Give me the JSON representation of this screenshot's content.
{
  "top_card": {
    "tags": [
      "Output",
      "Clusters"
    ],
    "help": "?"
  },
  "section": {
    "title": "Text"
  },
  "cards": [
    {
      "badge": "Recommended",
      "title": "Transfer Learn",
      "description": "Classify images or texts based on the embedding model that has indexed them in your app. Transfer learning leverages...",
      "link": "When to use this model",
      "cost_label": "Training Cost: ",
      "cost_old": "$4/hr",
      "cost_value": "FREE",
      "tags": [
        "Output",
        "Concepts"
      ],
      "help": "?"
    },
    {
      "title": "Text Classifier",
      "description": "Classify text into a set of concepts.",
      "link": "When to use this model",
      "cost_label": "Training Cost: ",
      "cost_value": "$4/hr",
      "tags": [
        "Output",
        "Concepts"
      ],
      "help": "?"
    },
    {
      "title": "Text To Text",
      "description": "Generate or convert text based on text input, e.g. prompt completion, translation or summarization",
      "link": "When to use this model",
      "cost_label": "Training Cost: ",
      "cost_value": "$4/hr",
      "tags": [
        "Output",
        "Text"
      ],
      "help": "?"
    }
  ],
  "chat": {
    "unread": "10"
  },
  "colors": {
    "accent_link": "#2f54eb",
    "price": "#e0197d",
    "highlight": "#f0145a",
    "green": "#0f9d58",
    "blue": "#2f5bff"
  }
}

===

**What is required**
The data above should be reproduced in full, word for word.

**Exercise output**
Give me the JSON representation of this screenshot's content.
{
  "top_card": {
    "tags": [
      "Output",
      "Clusters"
    ],
    "help": "?"
  },
  "section": {
    "title": "Text"
  },
  "cards": [
    {
      "badge": "Recommended",
      "title": "Transfer Learn",
      "description": "Classify images or texts based on the embedding model that has indexed them in your app. Transfer learning leverages...",
      "link": "When to use this model",
      "cost_label": "Training Cost: ",
      "cost_old": "$4/hr",
      "cost_value": "FREE",
      "tags": [
        "Output",
        "Concepts"
      ],
      "help": "?"
    },
    {
      "title": "Text Classifier",
      "description": "Classify text into a set of concepts.",
      "link": "When to use this model",
      "cost_label": "Training Cost: ",
      "cost_value": "$4/hr",
      "tags": [
        "Output",
        "Concepts"
      ],
      "help": "?"
    },
    {
      "title": "Text To Text",
      "description": "Generate or convert text based on text input, e.g. prompt completion, translation or summarization",
      "link": "When to use this model",
      "cost_label": "Training Cost: ",
      "cost_value": "$4/hr",
      "tags": [
        "Output",
        "Text"
      ],
      "help": "?"
    }
  ],
  "chat": {
    "unread": "10"
  },
  "colors": {
    "accent_link": "#2f54eb",
    "price": "#e0197d",
    "highlight": "#f0145a",
    "green": "#0f9d58",
    "blue": "#2f5bff"
  }
}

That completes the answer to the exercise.